INFORMATION GIVEN below:
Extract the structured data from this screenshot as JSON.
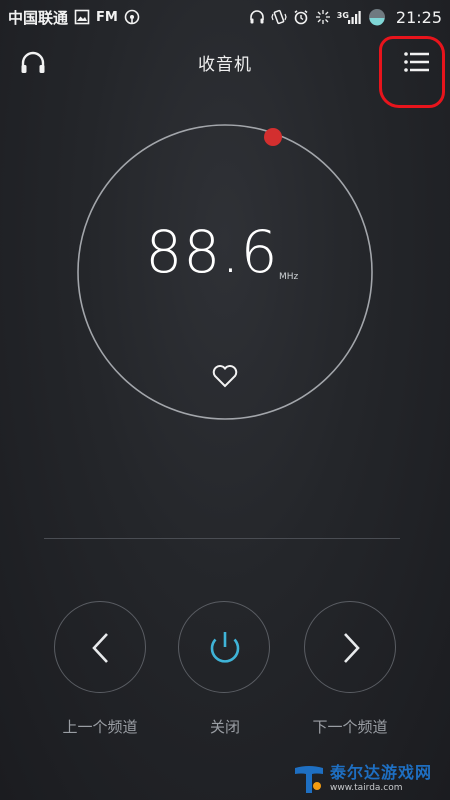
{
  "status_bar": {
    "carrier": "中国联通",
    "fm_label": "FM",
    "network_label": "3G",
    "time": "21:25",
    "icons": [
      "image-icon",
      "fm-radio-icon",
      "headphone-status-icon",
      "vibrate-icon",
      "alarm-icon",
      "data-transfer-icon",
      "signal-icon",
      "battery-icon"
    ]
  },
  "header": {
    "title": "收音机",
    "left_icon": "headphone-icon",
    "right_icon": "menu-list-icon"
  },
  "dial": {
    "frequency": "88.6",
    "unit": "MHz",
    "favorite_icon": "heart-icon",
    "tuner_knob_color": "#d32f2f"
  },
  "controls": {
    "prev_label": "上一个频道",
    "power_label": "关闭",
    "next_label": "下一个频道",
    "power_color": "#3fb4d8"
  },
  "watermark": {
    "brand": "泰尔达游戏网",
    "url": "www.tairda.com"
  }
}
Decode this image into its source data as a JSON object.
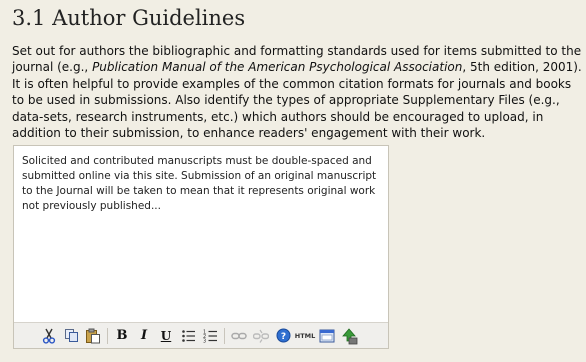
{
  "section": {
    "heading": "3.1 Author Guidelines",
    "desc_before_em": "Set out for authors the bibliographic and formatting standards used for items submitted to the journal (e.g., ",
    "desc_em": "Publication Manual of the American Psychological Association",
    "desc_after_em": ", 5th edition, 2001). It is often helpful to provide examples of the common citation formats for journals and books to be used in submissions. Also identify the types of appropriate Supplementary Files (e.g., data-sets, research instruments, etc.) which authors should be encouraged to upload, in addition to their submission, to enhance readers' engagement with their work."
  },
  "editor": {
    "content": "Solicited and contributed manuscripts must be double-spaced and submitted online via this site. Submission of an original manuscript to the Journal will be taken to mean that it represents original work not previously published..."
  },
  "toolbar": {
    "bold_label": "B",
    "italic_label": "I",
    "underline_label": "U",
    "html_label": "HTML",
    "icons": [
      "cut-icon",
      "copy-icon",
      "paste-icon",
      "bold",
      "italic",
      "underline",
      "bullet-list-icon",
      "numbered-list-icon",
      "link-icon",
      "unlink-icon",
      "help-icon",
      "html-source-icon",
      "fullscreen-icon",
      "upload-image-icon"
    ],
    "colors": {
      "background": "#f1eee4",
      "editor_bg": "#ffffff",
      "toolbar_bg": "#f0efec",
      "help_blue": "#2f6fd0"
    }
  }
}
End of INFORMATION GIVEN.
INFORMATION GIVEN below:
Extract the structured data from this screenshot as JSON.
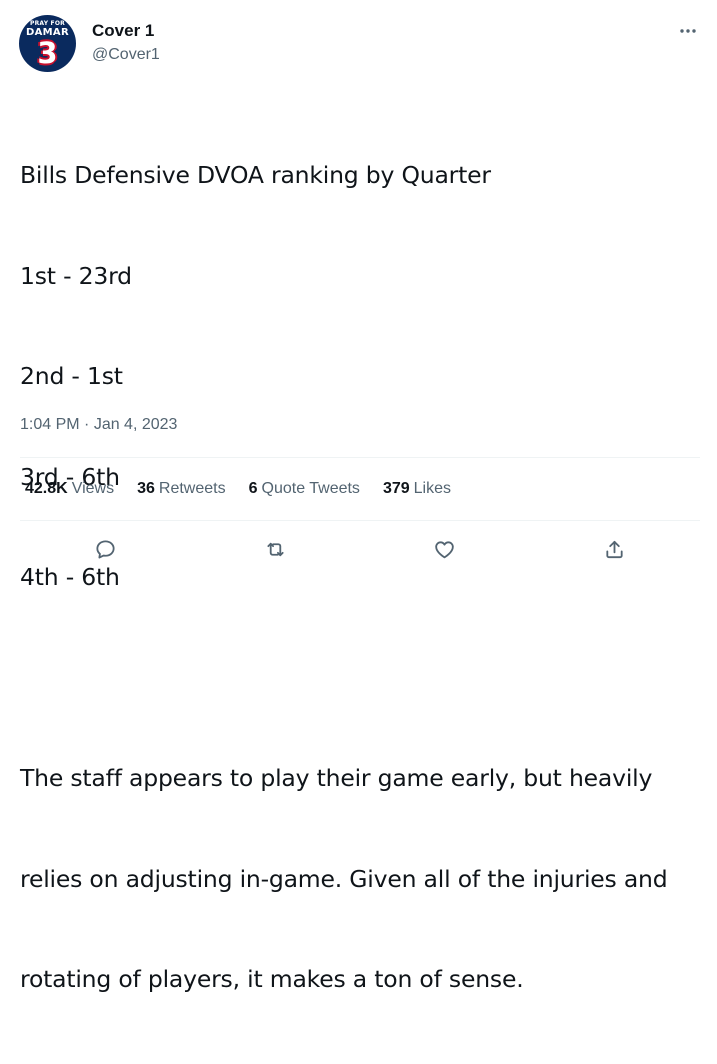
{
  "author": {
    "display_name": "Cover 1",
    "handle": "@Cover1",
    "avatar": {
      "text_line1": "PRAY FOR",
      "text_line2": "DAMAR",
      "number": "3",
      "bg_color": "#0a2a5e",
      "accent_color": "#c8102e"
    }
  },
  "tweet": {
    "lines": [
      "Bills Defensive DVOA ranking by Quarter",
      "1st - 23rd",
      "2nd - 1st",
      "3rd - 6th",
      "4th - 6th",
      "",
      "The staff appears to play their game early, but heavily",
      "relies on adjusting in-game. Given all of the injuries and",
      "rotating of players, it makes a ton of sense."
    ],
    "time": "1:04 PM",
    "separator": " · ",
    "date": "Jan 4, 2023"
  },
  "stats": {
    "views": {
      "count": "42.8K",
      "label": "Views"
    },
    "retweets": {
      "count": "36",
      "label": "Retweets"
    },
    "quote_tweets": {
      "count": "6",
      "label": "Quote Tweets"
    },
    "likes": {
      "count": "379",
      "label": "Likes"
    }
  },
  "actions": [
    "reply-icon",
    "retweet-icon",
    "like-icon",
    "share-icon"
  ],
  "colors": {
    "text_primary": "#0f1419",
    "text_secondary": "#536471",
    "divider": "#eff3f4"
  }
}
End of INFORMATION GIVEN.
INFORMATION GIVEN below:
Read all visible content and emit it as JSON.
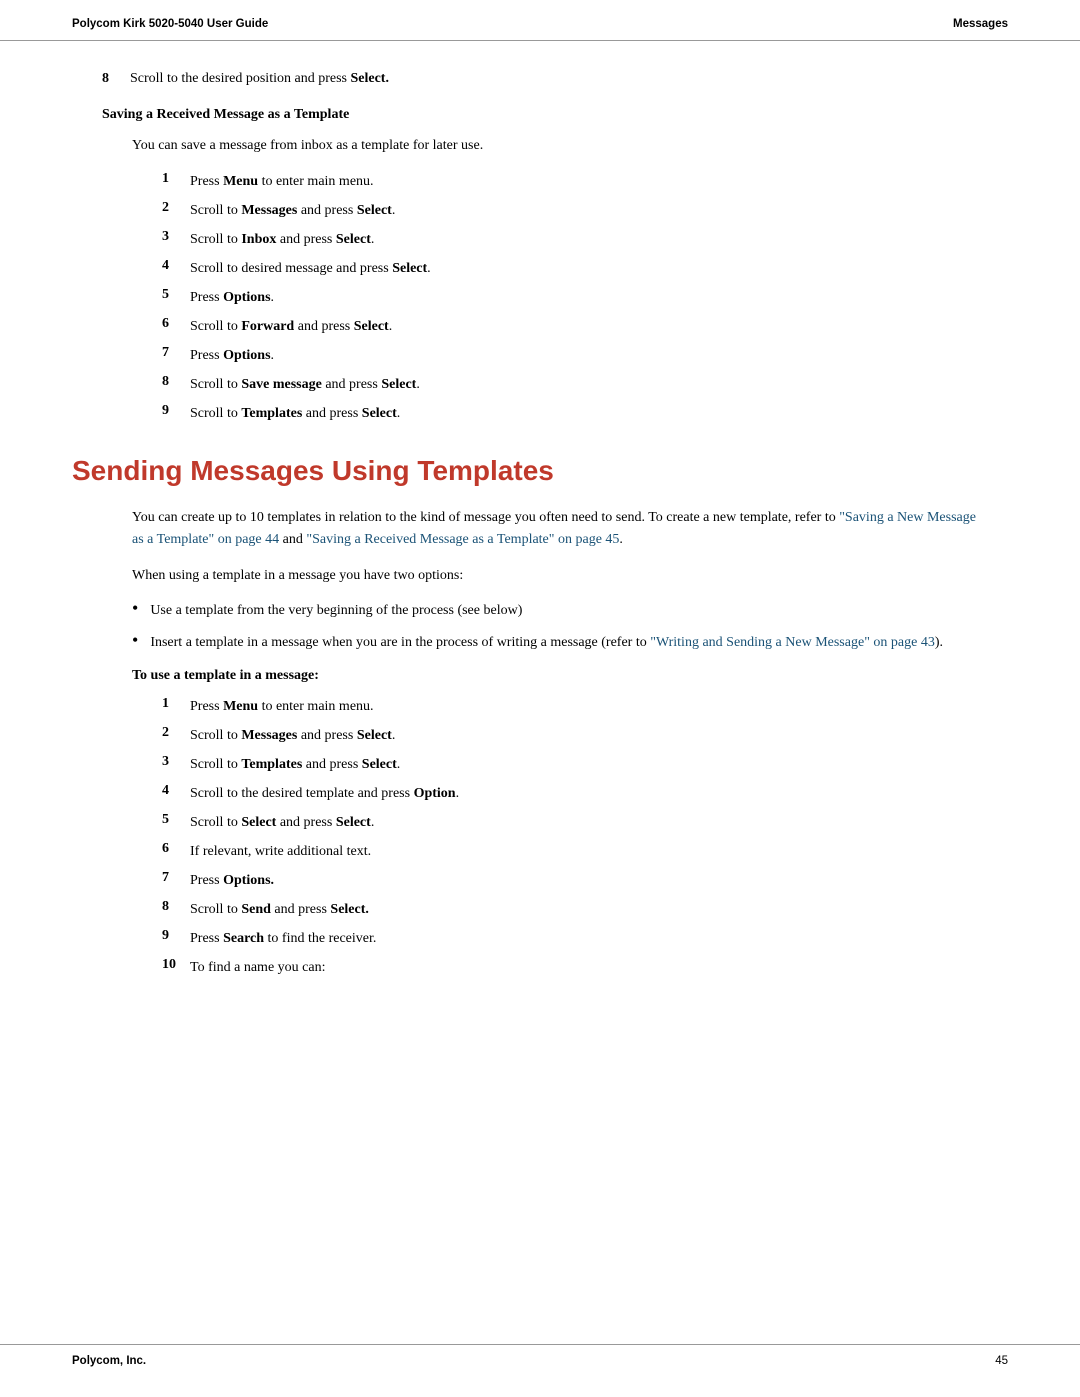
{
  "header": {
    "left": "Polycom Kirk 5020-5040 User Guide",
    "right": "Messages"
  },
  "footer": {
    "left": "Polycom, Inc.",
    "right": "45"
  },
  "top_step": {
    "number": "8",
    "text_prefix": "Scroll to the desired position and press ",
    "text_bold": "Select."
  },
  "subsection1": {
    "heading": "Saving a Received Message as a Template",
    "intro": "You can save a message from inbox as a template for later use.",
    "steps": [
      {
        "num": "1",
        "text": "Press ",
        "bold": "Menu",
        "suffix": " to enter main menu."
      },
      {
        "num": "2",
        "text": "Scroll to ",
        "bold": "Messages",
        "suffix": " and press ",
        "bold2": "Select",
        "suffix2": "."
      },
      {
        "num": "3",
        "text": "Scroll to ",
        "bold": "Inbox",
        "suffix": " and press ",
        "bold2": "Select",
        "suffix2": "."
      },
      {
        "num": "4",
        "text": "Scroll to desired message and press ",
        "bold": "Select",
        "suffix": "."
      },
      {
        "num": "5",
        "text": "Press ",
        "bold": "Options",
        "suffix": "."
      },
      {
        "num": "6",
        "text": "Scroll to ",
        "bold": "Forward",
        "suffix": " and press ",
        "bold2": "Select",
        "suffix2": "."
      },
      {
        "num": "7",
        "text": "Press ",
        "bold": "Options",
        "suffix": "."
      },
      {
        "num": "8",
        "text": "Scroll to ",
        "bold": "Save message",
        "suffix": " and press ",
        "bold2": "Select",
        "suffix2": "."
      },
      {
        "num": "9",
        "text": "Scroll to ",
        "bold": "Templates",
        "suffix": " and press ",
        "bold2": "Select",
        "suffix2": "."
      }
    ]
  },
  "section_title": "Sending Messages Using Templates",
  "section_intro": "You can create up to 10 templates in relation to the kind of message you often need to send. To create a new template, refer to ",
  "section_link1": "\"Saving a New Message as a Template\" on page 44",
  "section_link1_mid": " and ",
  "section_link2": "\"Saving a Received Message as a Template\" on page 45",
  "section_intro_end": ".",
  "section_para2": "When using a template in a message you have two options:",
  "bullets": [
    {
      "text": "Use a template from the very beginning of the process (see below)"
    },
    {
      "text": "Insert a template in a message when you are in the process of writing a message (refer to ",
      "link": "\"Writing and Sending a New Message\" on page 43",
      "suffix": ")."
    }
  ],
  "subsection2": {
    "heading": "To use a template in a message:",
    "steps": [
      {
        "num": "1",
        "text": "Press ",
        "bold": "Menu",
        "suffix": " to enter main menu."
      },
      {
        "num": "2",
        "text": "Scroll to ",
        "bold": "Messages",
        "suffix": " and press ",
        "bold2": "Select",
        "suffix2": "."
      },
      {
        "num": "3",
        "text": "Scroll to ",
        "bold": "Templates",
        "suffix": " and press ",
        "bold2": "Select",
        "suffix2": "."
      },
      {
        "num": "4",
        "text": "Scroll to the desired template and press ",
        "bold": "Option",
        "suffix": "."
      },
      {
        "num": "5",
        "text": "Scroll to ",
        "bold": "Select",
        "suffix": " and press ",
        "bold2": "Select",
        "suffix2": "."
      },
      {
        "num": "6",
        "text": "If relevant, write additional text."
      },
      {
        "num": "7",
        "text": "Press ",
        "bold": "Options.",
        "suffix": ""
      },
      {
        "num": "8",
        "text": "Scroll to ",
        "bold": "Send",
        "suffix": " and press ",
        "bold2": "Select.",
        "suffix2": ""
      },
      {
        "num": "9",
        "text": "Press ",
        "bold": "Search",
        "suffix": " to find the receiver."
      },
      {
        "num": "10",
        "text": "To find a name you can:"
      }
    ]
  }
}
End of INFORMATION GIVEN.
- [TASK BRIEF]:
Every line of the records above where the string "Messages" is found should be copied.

- [OUTPUT OF THE EXERCISE]:
    "right": "Messages"
        "bold": "Messages",
  "section_title": "Sending Messages Using Templates",
        "bold": "Messages",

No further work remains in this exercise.